BRIEF.
Down to the last line, print the data that follows exactly, without its pictures.

DATA SECTION.
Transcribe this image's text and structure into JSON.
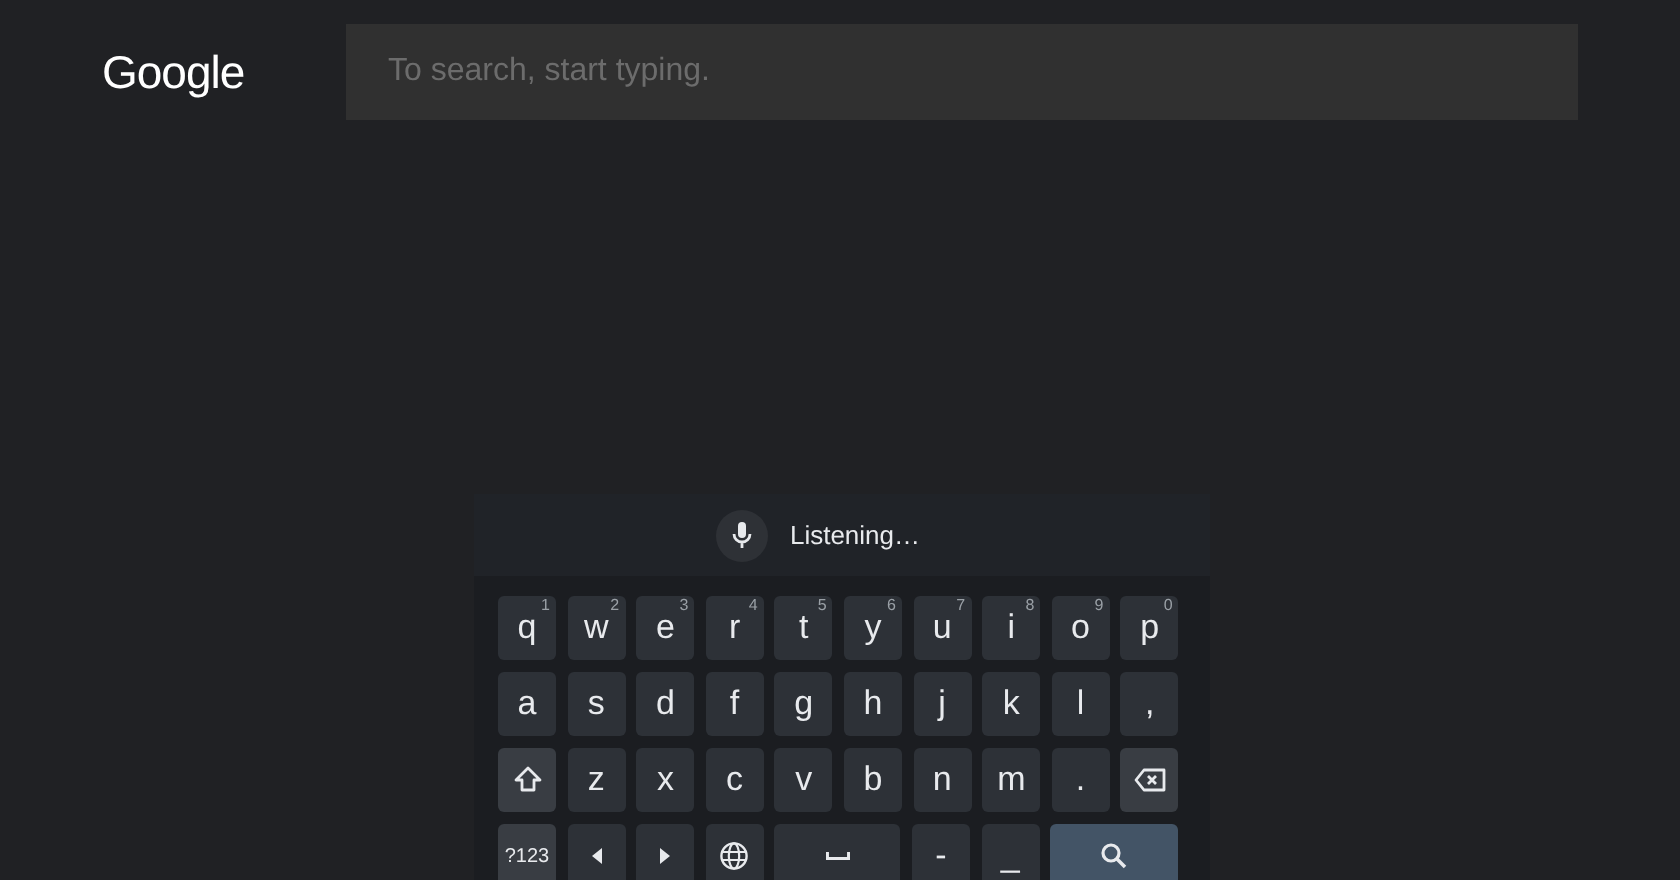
{
  "header": {
    "logo": "Google",
    "search": {
      "placeholder": "To search, start typing."
    }
  },
  "voice_bar": {
    "status": "Listening…"
  },
  "keyboard": {
    "rows": [
      {
        "keys": [
          {
            "kind": "char",
            "label": "q",
            "hint": "1"
          },
          {
            "kind": "char",
            "label": "w",
            "hint": "2"
          },
          {
            "kind": "char",
            "label": "e",
            "hint": "3"
          },
          {
            "kind": "char",
            "label": "r",
            "hint": "4"
          },
          {
            "kind": "char",
            "label": "t",
            "hint": "5"
          },
          {
            "kind": "char",
            "label": "y",
            "hint": "6"
          },
          {
            "kind": "char",
            "label": "u",
            "hint": "7"
          },
          {
            "kind": "char",
            "label": "i",
            "hint": "8"
          },
          {
            "kind": "char",
            "label": "o",
            "hint": "9"
          },
          {
            "kind": "char",
            "label": "p",
            "hint": "0"
          }
        ]
      },
      {
        "keys": [
          {
            "kind": "char",
            "label": "a"
          },
          {
            "kind": "char",
            "label": "s"
          },
          {
            "kind": "char",
            "label": "d"
          },
          {
            "kind": "char",
            "label": "f"
          },
          {
            "kind": "char",
            "label": "g"
          },
          {
            "kind": "char",
            "label": "h"
          },
          {
            "kind": "char",
            "label": "j"
          },
          {
            "kind": "char",
            "label": "k"
          },
          {
            "kind": "char",
            "label": "l"
          },
          {
            "kind": "char",
            "label": ","
          }
        ]
      },
      {
        "keys": [
          {
            "kind": "shift"
          },
          {
            "kind": "char",
            "label": "z"
          },
          {
            "kind": "char",
            "label": "x"
          },
          {
            "kind": "char",
            "label": "c"
          },
          {
            "kind": "char",
            "label": "v"
          },
          {
            "kind": "char",
            "label": "b"
          },
          {
            "kind": "char",
            "label": "n"
          },
          {
            "kind": "char",
            "label": "m"
          },
          {
            "kind": "char",
            "label": "."
          },
          {
            "kind": "backspace"
          }
        ]
      },
      {
        "keys": [
          {
            "kind": "symbols",
            "label": "?123"
          },
          {
            "kind": "left"
          },
          {
            "kind": "right"
          },
          {
            "kind": "globe"
          },
          {
            "kind": "space"
          },
          {
            "kind": "char",
            "label": "-"
          },
          {
            "kind": "char",
            "label": "_"
          },
          {
            "kind": "search"
          }
        ]
      }
    ]
  }
}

ANSWER FOR THIS EXERCISE.
Transcribe this image's text and structure into JSON.
{
  "header": {
    "logo": "Google",
    "search": {
      "placeholder": "To search, start typing."
    }
  },
  "voice_bar": {
    "status": "Listening…"
  },
  "keyboard": {
    "rows": [
      {
        "keys": [
          {
            "kind": "char",
            "label": "q",
            "hint": "1"
          },
          {
            "kind": "char",
            "label": "w",
            "hint": "2"
          },
          {
            "kind": "char",
            "label": "e",
            "hint": "3"
          },
          {
            "kind": "char",
            "label": "r",
            "hint": "4"
          },
          {
            "kind": "char",
            "label": "t",
            "hint": "5"
          },
          {
            "kind": "char",
            "label": "y",
            "hint": "6"
          },
          {
            "kind": "char",
            "label": "u",
            "hint": "7"
          },
          {
            "kind": "char",
            "label": "i",
            "hint": "8"
          },
          {
            "kind": "char",
            "label": "o",
            "hint": "9"
          },
          {
            "kind": "char",
            "label": "p",
            "hint": "0"
          }
        ]
      },
      {
        "keys": [
          {
            "kind": "char",
            "label": "a"
          },
          {
            "kind": "char",
            "label": "s"
          },
          {
            "kind": "char",
            "label": "d"
          },
          {
            "kind": "char",
            "label": "f"
          },
          {
            "kind": "char",
            "label": "g"
          },
          {
            "kind": "char",
            "label": "h"
          },
          {
            "kind": "char",
            "label": "j"
          },
          {
            "kind": "char",
            "label": "k"
          },
          {
            "kind": "char",
            "label": "l"
          },
          {
            "kind": "char",
            "label": ","
          }
        ]
      },
      {
        "keys": [
          {
            "kind": "shift"
          },
          {
            "kind": "char",
            "label": "z"
          },
          {
            "kind": "char",
            "label": "x"
          },
          {
            "kind": "char",
            "label": "c"
          },
          {
            "kind": "char",
            "label": "v"
          },
          {
            "kind": "char",
            "label": "b"
          },
          {
            "kind": "char",
            "label": "n"
          },
          {
            "kind": "char",
            "label": "m"
          },
          {
            "kind": "char",
            "label": "."
          },
          {
            "kind": "backspace"
          }
        ]
      },
      {
        "keys": [
          {
            "kind": "symbols",
            "label": "?123"
          },
          {
            "kind": "left"
          },
          {
            "kind": "right"
          },
          {
            "kind": "globe"
          },
          {
            "kind": "space"
          },
          {
            "kind": "char",
            "label": "-"
          },
          {
            "kind": "char",
            "label": "_"
          },
          {
            "kind": "search"
          }
        ]
      }
    ]
  }
}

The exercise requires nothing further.